stranger,  people who work from a photograph that they just came across yesterday and they think looks
quite nice - how can that be meaningful for you?  I think I've always tried to make work that related to my
own life  - now that doesn't necessarily mean I've been successful...but I have had that aim. For me, there's
always a story behind the quilt.  Here's a couple of recent pieces:

Brushes and Scissors

 In Brushes and Scissors,  I'm contemplating my somewhat segmented and confused life where I can't decide whether to focus on make fiber art, or I guess this is a Real Trope - if metaphors can ever be seen to be real..the scissors do seem to be in charge of the action here having cut up several of those brushes!!

Do you try to put yourself into your art?  do you try to make work about your dreams, and feelings and hopes and nightmares?
(yes some of Martelli's work was pretty nightmarish! - for example the sculpture of the "Fucked Couple"  who had had limbs torn off because a grand piano had fallen on top of them ......)

Is making one's work about one's real life important?
 Or is it better to appear smart and knowledgeable?
Opinions, please!!

And, if you have been, thanks for reading!  Elizabeth 


Linda said...

Oh wow! Good article and I had to comment on the latest Brushes and Scissors. Love it! Much different from the "first" one!

Barbara said...

Love both of these pieces Elizabeth. I think that when the art has some MEANING to us as the artist, it really resonates and has impact. Whether it be an issue in the world at large or something very personal, it comes across in a different way, which is difficult to put into words, but it is more interesting to the viewer- not mundane.
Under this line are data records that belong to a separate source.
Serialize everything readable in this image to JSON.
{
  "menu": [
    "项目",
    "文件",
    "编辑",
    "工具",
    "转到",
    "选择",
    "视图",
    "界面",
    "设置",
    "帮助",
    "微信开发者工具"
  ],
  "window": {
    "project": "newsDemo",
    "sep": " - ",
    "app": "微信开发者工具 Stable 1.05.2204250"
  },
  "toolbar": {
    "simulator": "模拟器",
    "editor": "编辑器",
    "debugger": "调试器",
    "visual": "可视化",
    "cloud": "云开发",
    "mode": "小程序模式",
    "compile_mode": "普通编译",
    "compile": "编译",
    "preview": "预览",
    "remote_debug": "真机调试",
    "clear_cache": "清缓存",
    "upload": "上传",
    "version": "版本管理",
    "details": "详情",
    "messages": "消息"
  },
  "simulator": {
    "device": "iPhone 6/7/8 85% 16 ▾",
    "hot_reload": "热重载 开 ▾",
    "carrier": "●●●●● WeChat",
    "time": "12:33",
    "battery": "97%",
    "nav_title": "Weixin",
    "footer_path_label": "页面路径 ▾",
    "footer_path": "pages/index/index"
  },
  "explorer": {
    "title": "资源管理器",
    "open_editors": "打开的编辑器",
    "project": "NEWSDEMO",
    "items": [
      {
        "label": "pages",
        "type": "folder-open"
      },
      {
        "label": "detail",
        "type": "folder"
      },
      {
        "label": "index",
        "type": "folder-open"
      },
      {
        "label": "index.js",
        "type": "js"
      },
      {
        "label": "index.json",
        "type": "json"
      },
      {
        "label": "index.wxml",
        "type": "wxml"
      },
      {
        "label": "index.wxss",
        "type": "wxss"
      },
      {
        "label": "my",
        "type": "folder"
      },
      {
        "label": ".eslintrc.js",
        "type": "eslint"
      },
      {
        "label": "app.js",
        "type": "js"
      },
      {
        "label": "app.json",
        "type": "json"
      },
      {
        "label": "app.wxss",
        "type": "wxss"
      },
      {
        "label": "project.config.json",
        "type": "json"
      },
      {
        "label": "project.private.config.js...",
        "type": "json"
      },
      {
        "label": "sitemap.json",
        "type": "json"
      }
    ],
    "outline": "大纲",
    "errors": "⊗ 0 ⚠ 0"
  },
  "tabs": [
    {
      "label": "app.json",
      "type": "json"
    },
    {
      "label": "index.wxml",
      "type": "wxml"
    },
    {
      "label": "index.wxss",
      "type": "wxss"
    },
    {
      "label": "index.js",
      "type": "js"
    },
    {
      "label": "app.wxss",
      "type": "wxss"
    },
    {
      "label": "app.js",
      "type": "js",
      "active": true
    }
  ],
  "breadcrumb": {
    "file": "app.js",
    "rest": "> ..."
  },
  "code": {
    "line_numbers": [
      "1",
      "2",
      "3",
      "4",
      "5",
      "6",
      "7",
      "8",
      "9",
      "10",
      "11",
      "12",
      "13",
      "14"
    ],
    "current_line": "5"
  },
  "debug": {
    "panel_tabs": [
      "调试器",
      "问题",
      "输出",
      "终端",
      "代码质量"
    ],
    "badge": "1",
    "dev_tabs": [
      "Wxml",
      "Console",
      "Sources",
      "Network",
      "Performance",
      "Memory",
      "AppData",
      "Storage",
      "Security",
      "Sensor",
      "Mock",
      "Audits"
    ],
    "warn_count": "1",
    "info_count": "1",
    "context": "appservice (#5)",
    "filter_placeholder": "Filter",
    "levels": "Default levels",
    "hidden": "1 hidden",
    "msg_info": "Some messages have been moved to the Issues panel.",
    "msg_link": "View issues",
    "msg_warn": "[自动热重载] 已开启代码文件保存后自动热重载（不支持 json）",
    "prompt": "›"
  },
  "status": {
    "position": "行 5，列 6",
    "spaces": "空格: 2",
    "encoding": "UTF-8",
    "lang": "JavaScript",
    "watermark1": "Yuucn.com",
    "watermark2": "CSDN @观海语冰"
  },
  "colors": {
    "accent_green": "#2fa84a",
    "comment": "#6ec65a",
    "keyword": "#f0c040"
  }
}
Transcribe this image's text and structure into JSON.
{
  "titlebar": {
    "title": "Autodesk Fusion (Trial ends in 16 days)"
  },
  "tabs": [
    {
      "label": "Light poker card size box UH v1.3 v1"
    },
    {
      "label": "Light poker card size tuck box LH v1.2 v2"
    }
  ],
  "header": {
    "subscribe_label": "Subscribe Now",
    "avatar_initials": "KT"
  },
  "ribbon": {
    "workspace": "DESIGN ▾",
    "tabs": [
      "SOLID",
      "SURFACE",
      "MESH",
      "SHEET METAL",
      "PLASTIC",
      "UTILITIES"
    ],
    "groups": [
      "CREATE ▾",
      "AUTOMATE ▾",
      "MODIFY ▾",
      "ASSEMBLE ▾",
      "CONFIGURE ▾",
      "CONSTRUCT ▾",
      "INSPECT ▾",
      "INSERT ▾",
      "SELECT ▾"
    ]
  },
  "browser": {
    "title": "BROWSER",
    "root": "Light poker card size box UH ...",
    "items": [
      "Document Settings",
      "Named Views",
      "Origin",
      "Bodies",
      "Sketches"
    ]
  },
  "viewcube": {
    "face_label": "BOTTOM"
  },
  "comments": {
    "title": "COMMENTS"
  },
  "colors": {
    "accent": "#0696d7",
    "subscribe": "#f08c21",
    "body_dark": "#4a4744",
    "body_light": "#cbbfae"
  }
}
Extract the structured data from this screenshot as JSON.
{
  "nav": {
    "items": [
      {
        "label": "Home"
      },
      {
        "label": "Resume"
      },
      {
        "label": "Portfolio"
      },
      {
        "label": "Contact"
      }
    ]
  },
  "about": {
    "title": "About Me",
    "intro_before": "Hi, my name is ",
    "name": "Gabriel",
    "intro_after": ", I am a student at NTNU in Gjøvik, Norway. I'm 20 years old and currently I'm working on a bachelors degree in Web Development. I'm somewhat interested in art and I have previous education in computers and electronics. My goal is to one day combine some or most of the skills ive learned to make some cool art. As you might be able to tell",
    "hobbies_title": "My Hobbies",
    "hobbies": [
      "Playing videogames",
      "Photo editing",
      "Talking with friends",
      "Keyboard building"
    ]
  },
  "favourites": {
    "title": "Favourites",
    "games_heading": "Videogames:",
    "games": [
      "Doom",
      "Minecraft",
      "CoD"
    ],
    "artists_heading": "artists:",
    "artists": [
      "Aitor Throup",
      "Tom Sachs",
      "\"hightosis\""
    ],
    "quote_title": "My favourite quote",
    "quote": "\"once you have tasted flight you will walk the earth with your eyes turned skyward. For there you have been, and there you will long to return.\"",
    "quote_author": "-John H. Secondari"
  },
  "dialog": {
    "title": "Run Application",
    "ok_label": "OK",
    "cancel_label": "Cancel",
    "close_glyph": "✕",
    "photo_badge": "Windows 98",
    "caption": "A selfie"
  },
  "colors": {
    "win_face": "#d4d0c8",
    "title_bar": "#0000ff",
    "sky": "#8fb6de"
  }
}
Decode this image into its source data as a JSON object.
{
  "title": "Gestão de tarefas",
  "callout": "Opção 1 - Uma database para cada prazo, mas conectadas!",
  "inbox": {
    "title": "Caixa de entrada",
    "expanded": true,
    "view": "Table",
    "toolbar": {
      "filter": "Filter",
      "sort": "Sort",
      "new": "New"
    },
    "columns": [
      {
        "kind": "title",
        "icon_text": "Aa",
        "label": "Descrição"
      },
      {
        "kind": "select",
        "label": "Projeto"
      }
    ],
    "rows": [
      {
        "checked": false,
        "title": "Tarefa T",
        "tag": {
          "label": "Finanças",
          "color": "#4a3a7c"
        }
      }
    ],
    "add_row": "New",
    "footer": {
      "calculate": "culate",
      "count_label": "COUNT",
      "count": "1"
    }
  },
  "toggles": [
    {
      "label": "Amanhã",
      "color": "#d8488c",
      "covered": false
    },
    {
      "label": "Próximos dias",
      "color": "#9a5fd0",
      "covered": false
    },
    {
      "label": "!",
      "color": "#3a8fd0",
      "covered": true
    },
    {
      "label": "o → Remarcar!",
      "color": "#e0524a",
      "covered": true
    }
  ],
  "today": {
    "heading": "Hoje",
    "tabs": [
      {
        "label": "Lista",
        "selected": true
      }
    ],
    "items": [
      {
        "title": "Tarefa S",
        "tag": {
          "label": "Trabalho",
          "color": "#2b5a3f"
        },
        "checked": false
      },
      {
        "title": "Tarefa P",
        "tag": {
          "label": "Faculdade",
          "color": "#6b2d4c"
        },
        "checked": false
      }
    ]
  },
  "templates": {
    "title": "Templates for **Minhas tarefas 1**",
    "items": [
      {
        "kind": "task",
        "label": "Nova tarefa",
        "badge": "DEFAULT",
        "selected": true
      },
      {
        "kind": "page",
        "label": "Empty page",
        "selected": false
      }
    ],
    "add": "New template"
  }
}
I mean looking at the replica of a flower doesn't do it unless "we get inside that flower" or put ourselves into it and create a flower that is a metaphor for beauty or an emotion, for example.
Thank you for the thought provoking blog.

Georgina said...

Some of my work is deeply reflective and some of it is made because I 'just like it'. I have yet to develop a recognisable, (even to me)style. Well done for incorporating 'trope' into your post - I hope one day to do the same with 'synecdoche'.

Elizabeth Barton said...

Thanks Linda!! sometimes knowing the "story" makes the piece more meaningful...
thank you to Barbara and Georgina for your comments...I agree with you that Meaning is so important, I always feel a bit let down when an artist poopoos or trivializes his work. the trouble with synecdoches is that they sound too much like a surgeon - I treated a leg yesterday!!! isn't it great though to challenge yourself with new words? I love Long Juicy Words - like schadenfreude even though the emotion is not a very admirable one!!

Melanie McNeil said...

There are 26 letters in our alphabet, and yet we can vary their order in infinite ways. What makes one way interesting and another ... not so much? Many times it is the personal element. The same is true for other arts, I think.

This was an interesting look at one artist's growth. I try to include myself in my quilts. In truth they aren't all personal expressions. Some are exercises in design. But I think that is as said -- exercise -- which will help me in my growth, also.

Thanks for this. I've recently found your blog and enjoy reading. Much to think about.